  8. Dear reader, Today I decided to tackle the problem of reloading my textures whenever the OpenGL context gets lost and recovered (for example when SDL switches to fullscreen or windowed -> a new window is created). However, this seems to be harder than I reckoned, because I can't get it to work. Whenever I switch to fullscreen, the simple textured GL_QUADS I render every frame disappears, and when switching back to windowed mode, it doesn't come back. Before asking any other questions; when I don't texture the quad (but just glColor3f() it), and then switch to fullscreen, the quad disappears just as well. This isn't supposed to happen right? As far as I know, I need to reload textures because they allocate memory internal to OpenGL, but a simple glBegin(GL_QUADS) - glEnd() structure does not right? Can anyone point me to the right direction and take a guess as to why my vertices disappear? Oh, and if it's any help: I clear the screen with a colour determined by the mouse position (so it changes whenever I move with my cursor). This works before I switch to fullscreen, but does so too in fullscreen mode and after switching back. I also glEnable(GL_TEXTURE_2D); after (re)setting up SDL's video mode, so that can't be it either. Thank you for reading (and hopefully replying) - Stijn Frishert

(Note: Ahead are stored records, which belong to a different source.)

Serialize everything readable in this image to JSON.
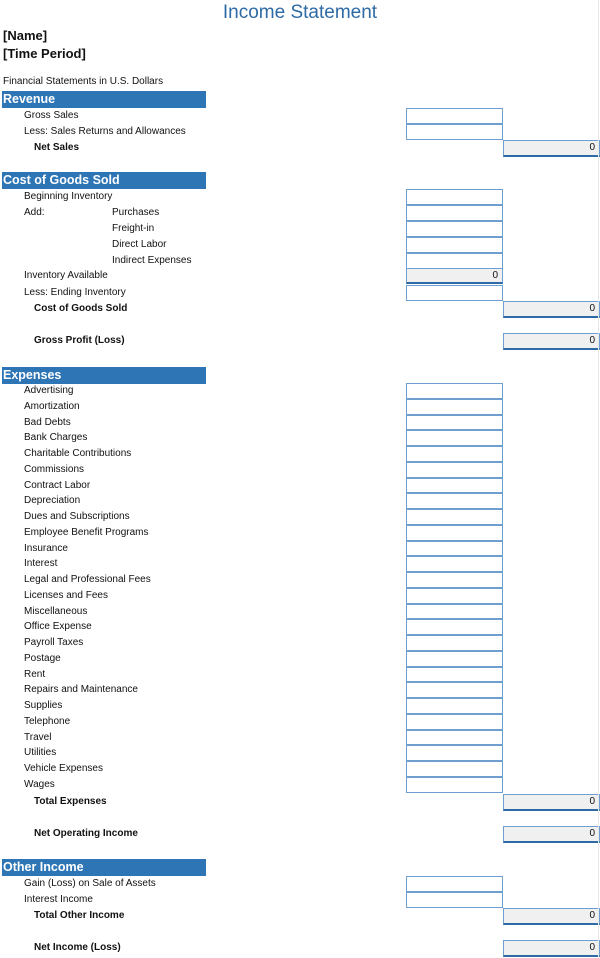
{
  "title": "Income Statement",
  "name_placeholder": "[Name]",
  "period_placeholder": "[Time Period]",
  "currency_note": "Financial Statements in U.S. Dollars",
  "colors": {
    "section_header": "#2e75b6",
    "title": "#2e6aa6",
    "input_border": "#6f9fd0",
    "calc_fill": "#f0f0f0"
  },
  "revenue": {
    "header": "Revenue",
    "gross_sales": "Gross Sales",
    "returns": "Less: Sales Returns and Allowances",
    "net_sales_label": "Net Sales",
    "net_sales_value": "0"
  },
  "cogs": {
    "header": "Cost of Goods Sold",
    "beginning_inventory": "Beginning Inventory",
    "add_label": "Add:",
    "purchases": "Purchases",
    "freight_in": "Freight-in",
    "direct_labor": "Direct Labor",
    "indirect_expenses": "Indirect Expenses",
    "inventory_available_label": "Inventory Available",
    "inventory_available_value": "0",
    "ending_inventory": "Less: Ending Inventory",
    "total_label": "Cost of Goods Sold",
    "total_value": "0"
  },
  "gross_profit": {
    "label": "Gross Profit (Loss)",
    "value": "0"
  },
  "expenses": {
    "header": "Expenses",
    "items": [
      "Advertising",
      "Amortization",
      "Bad Debts",
      "Bank Charges",
      "Charitable Contributions",
      "Commissions",
      "Contract Labor",
      "Depreciation",
      "Dues and Subscriptions",
      "Employee Benefit Programs",
      "Insurance",
      "Interest",
      "Legal and Professional Fees",
      "Licenses and Fees",
      "Miscellaneous",
      "Office Expense",
      "Payroll Taxes",
      "Postage",
      "Rent",
      "Repairs and Maintenance",
      "Supplies",
      "Telephone",
      "Travel",
      "Utilities",
      "Vehicle Expenses",
      "Wages"
    ],
    "total_label": "Total Expenses",
    "total_value": "0"
  },
  "net_operating_income": {
    "label": "Net Operating Income",
    "value": "0"
  },
  "other_income": {
    "header": "Other Income",
    "gain_on_sale": "Gain (Loss) on Sale of Assets",
    "interest_income": "Interest Income",
    "total_label": "Total Other Income",
    "total_value": "0"
  },
  "net_income": {
    "label": "Net Income (Loss)",
    "value": "0"
  }
}
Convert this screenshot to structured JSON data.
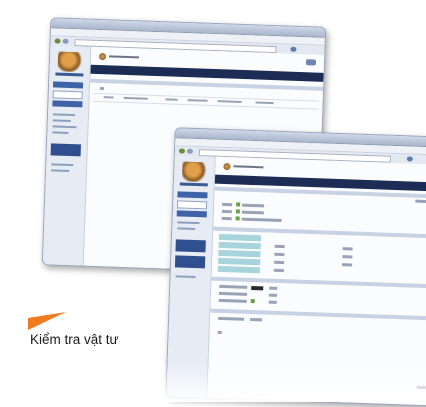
{
  "caption": {
    "text": "Kiểm tra vật tư"
  },
  "colors": {
    "accent_orange": "#f07a20",
    "header_dark": "#1c2c55",
    "sidebar_blue": "#3e63a6",
    "highlight_teal": "#a8d4dc",
    "check_green": "#6aa04a"
  },
  "back_window": {
    "icons": [
      "app-logo-icon",
      "user-avatar-icon",
      "search-icon"
    ]
  },
  "front_window": {
    "icons": [
      "app-logo-icon",
      "user-avatar-icon",
      "check-icon",
      "settings-icon"
    ]
  }
}
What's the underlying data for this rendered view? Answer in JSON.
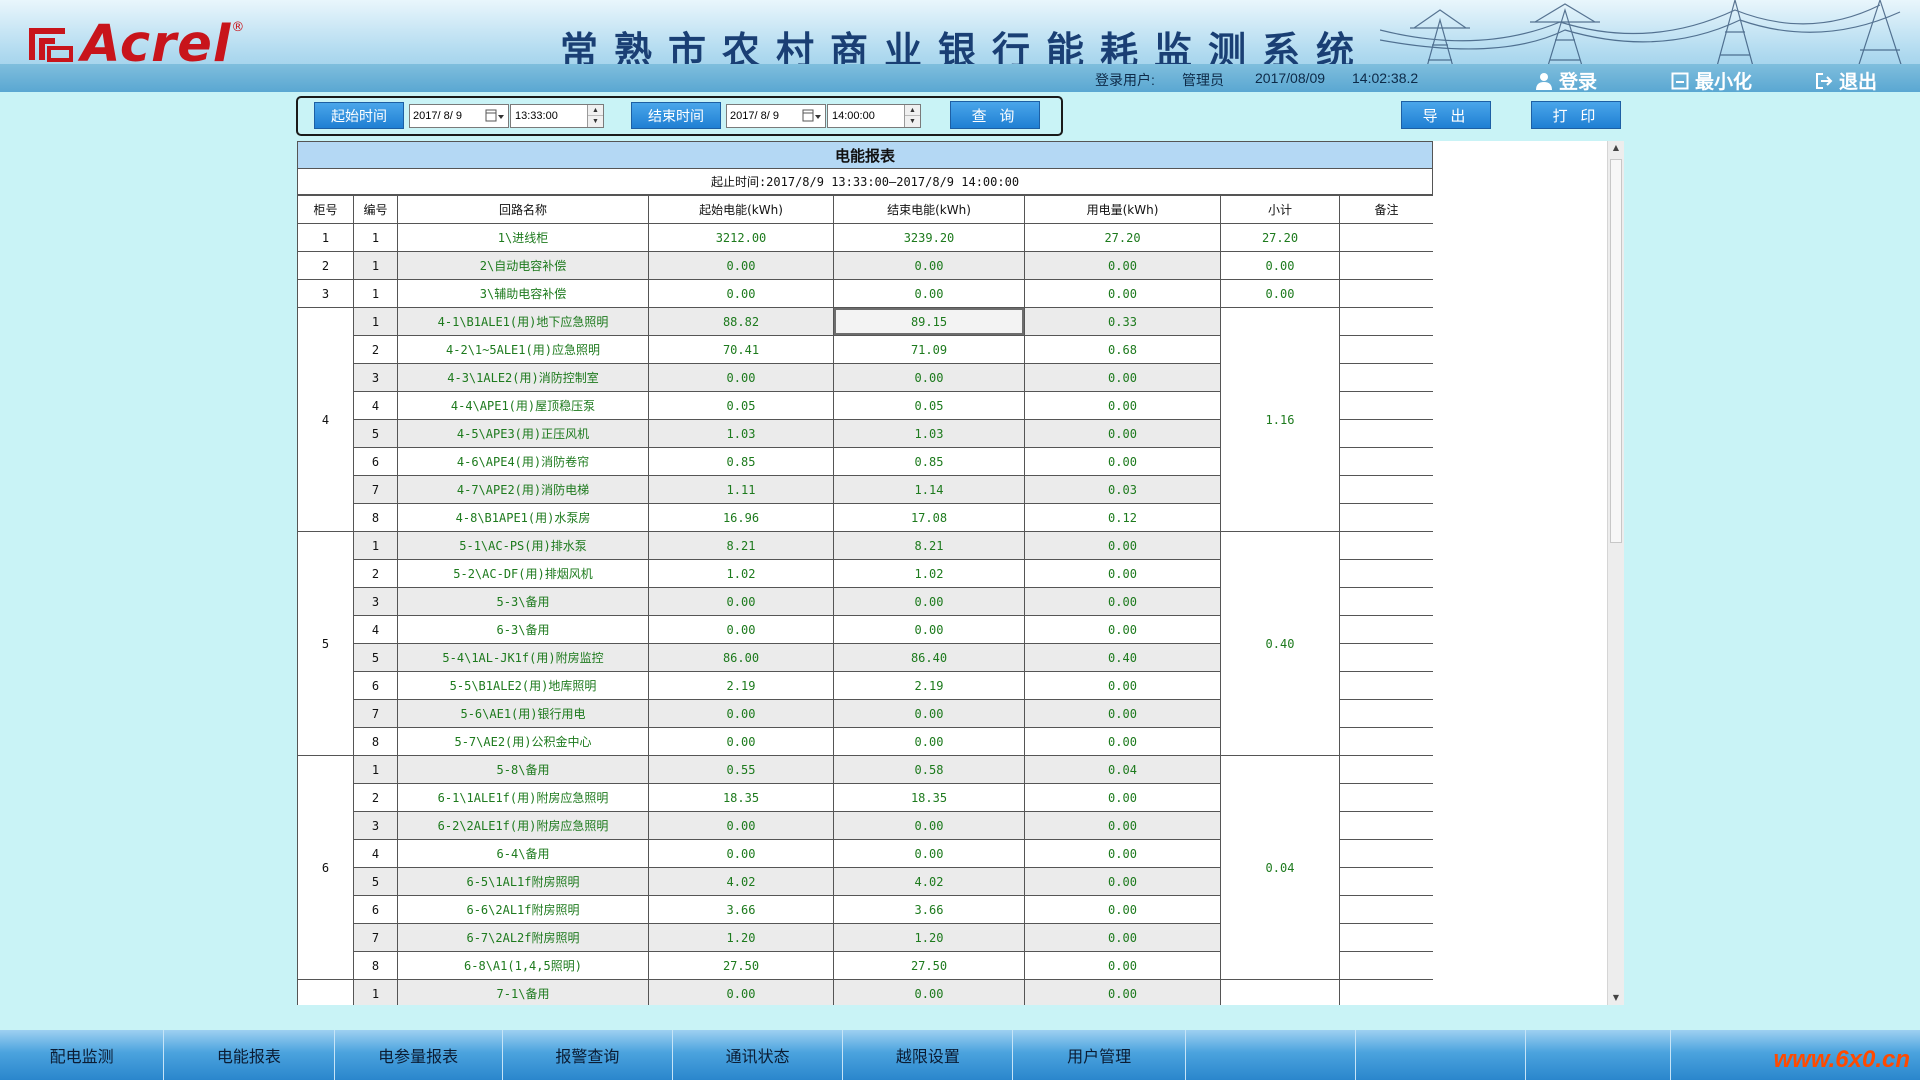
{
  "header": {
    "logo_text": "Acrel",
    "logo_reg": "®",
    "title": "常熟市农村商业银行能耗监测系统",
    "user_label": "登录用户:",
    "user_name": "管理员",
    "date": "2017/08/09",
    "time": "14:02:38.2",
    "login_label": "登录",
    "minimize_label": "最小化",
    "exit_label": "退出"
  },
  "query": {
    "start_label": "起始时间",
    "start_date": "2017/ 8/ 9",
    "start_time": "13:33:00",
    "end_label": "结束时间",
    "end_date": "2017/ 8/ 9",
    "end_time": "14:00:00",
    "search_label": "查 询",
    "export_label": "导 出",
    "print_label": "打 印"
  },
  "report": {
    "title": "电能报表",
    "range": "起止时间:2017/8/9 13:33:00—2017/8/9 14:00:00",
    "columns": [
      "柜号",
      "编号",
      "回路名称",
      "起始电能(kWh)",
      "结束电能(kWh)",
      "用电量(kWh)",
      "小计",
      "备注"
    ],
    "groups": [
      {
        "cabinet": "1",
        "subtotal": "27.20",
        "rows": [
          {
            "no": "1",
            "name": "1\\进线柜",
            "start": "3212.00",
            "end": "3239.20",
            "usage": "27.20"
          }
        ]
      },
      {
        "cabinet": "2",
        "subtotal": "0.00",
        "rows": [
          {
            "no": "1",
            "name": "2\\自动电容补偿",
            "start": "0.00",
            "end": "0.00",
            "usage": "0.00"
          }
        ]
      },
      {
        "cabinet": "3",
        "subtotal": "0.00",
        "rows": [
          {
            "no": "1",
            "name": "3\\辅助电容补偿",
            "start": "0.00",
            "end": "0.00",
            "usage": "0.00"
          }
        ]
      },
      {
        "cabinet": "4",
        "subtotal": "1.16",
        "rows": [
          {
            "no": "1",
            "name": "4-1\\B1ALE1(用)地下应急照明",
            "start": "88.82",
            "end": "89.15",
            "usage": "0.33"
          },
          {
            "no": "2",
            "name": "4-2\\1~5ALE1(用)应急照明",
            "start": "70.41",
            "end": "71.09",
            "usage": "0.68"
          },
          {
            "no": "3",
            "name": "4-3\\1ALE2(用)消防控制室",
            "start": "0.00",
            "end": "0.00",
            "usage": "0.00"
          },
          {
            "no": "4",
            "name": "4-4\\APE1(用)屋顶稳压泵",
            "start": "0.05",
            "end": "0.05",
            "usage": "0.00"
          },
          {
            "no": "5",
            "name": "4-5\\APE3(用)正压风机",
            "start": "1.03",
            "end": "1.03",
            "usage": "0.00"
          },
          {
            "no": "6",
            "name": "4-6\\APE4(用)消防卷帘",
            "start": "0.85",
            "end": "0.85",
            "usage": "0.00"
          },
          {
            "no": "7",
            "name": "4-7\\APE2(用)消防电梯",
            "start": "1.11",
            "end": "1.14",
            "usage": "0.03"
          },
          {
            "no": "8",
            "name": "4-8\\B1APE1(用)水泵房",
            "start": "16.96",
            "end": "17.08",
            "usage": "0.12"
          }
        ]
      },
      {
        "cabinet": "5",
        "subtotal": "0.40",
        "rows": [
          {
            "no": "1",
            "name": "5-1\\AC-PS(用)排水泵",
            "start": "8.21",
            "end": "8.21",
            "usage": "0.00"
          },
          {
            "no": "2",
            "name": "5-2\\AC-DF(用)排烟风机",
            "start": "1.02",
            "end": "1.02",
            "usage": "0.00"
          },
          {
            "no": "3",
            "name": "5-3\\备用",
            "start": "0.00",
            "end": "0.00",
            "usage": "0.00"
          },
          {
            "no": "4",
            "name": "6-3\\备用",
            "start": "0.00",
            "end": "0.00",
            "usage": "0.00"
          },
          {
            "no": "5",
            "name": "5-4\\1AL-JK1f(用)附房监控",
            "start": "86.00",
            "end": "86.40",
            "usage": "0.40"
          },
          {
            "no": "6",
            "name": "5-5\\B1ALE2(用)地库照明",
            "start": "2.19",
            "end": "2.19",
            "usage": "0.00"
          },
          {
            "no": "7",
            "name": "5-6\\AE1(用)银行用电",
            "start": "0.00",
            "end": "0.00",
            "usage": "0.00"
          },
          {
            "no": "8",
            "name": "5-7\\AE2(用)公积金中心",
            "start": "0.00",
            "end": "0.00",
            "usage": "0.00"
          }
        ]
      },
      {
        "cabinet": "6",
        "subtotal": "0.04",
        "rows": [
          {
            "no": "1",
            "name": "5-8\\备用",
            "start": "0.55",
            "end": "0.58",
            "usage": "0.04"
          },
          {
            "no": "2",
            "name": "6-1\\1ALE1f(用)附房应急照明",
            "start": "18.35",
            "end": "18.35",
            "usage": "0.00"
          },
          {
            "no": "3",
            "name": "6-2\\2ALE1f(用)附房应急照明",
            "start": "0.00",
            "end": "0.00",
            "usage": "0.00"
          },
          {
            "no": "4",
            "name": "6-4\\备用",
            "start": "0.00",
            "end": "0.00",
            "usage": "0.00"
          },
          {
            "no": "5",
            "name": "6-5\\1AL1f附房照明",
            "start": "4.02",
            "end": "4.02",
            "usage": "0.00"
          },
          {
            "no": "6",
            "name": "6-6\\2AL1f附房照明",
            "start": "3.66",
            "end": "3.66",
            "usage": "0.00"
          },
          {
            "no": "7",
            "name": "6-7\\2AL2f附房照明",
            "start": "1.20",
            "end": "1.20",
            "usage": "0.00"
          },
          {
            "no": "8",
            "name": "6-8\\A1(1,4,5照明)",
            "start": "27.50",
            "end": "27.50",
            "usage": "0.00"
          }
        ]
      },
      {
        "cabinet": "",
        "subtotal": "",
        "rows": [
          {
            "no": "1",
            "name": "7-1\\备用",
            "start": "0.00",
            "end": "0.00",
            "usage": "0.00"
          }
        ]
      }
    ]
  },
  "nav": {
    "items": [
      "配电监测",
      "电能报表",
      "电参量报表",
      "报警查询",
      "通讯状态",
      "越限设置",
      "用户管理",
      "",
      "",
      "",
      ""
    ]
  },
  "watermark": "www.6x0.cn",
  "colors": {
    "background": "#c9f3f6",
    "value_text": "#1d7a1d",
    "title_bar": "#b4d8f4",
    "logo_red": "#c8141b",
    "button_blue": "#1f7fd3"
  }
}
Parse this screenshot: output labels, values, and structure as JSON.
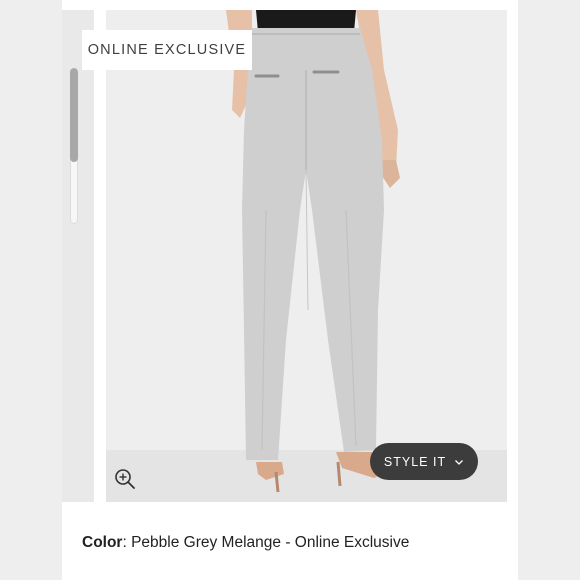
{
  "badge": {
    "text": "ONLINE EXCLUSIVE"
  },
  "style_button": {
    "label": "STYLE IT",
    "icon": "chevron-down-icon"
  },
  "zoom": {
    "icon": "zoom-in-icon"
  },
  "product": {
    "color_label": "Color",
    "color_separator": ":",
    "color_value": "Pebble Grey Melange - Online Exclusive"
  },
  "colors": {
    "pants": "#cfcfcf",
    "background": "#ebebeb",
    "button": "#3c3c3c",
    "text": "#222222"
  }
}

  9. Audio. Never, ever, forget that! ò_ó On a more serious note: you'd need a lot more than those three. But try and think about it yourself. Go play a game and ask yourself: what's all running in the background? What makes this experience (or breaks it by a lack thereof)?
  10. I don't think that sharing code would make it any simpler. In fact, NeHe is simply sharing code too. What seems to go wrong in the first place?
  11. First things first: don't draw anything that's not currently in your view. Of course, you'd first have to know what exactly IS in view, and what not. So, as rxa suggested: get those transformations working, then find out a way to check if something's in view or not, and if not, don't draw. May sound like a simple answer/solution, but it reduces the number of calls a lot. =] [Edited by - stenny on June 4, 2009 5:59:48 AM]
  12. Hehehe...why don't you just try it out, mate? And report back with some results? ;)
  13. Well, I guess you'll then have to flip the texture coordinates, instead of vertex coordinates, as Mars suggested.
  14. I'm not sure, I've not tried this out, but I reckon you could just scale to -1 along the corresponding axis? Something like: glPushMatrix(); glScalef(-1.0f, 0.0f, 0.0f); DrawImage(); glPopMatrix(); I know this to work in 3d applications like Maya, so I reckon OpenGL'd work the same. Hope that helped, -Stijn
  15. Yeah, that was still the old function and a quick fix. I'll change it. Thanks again, man! ^_^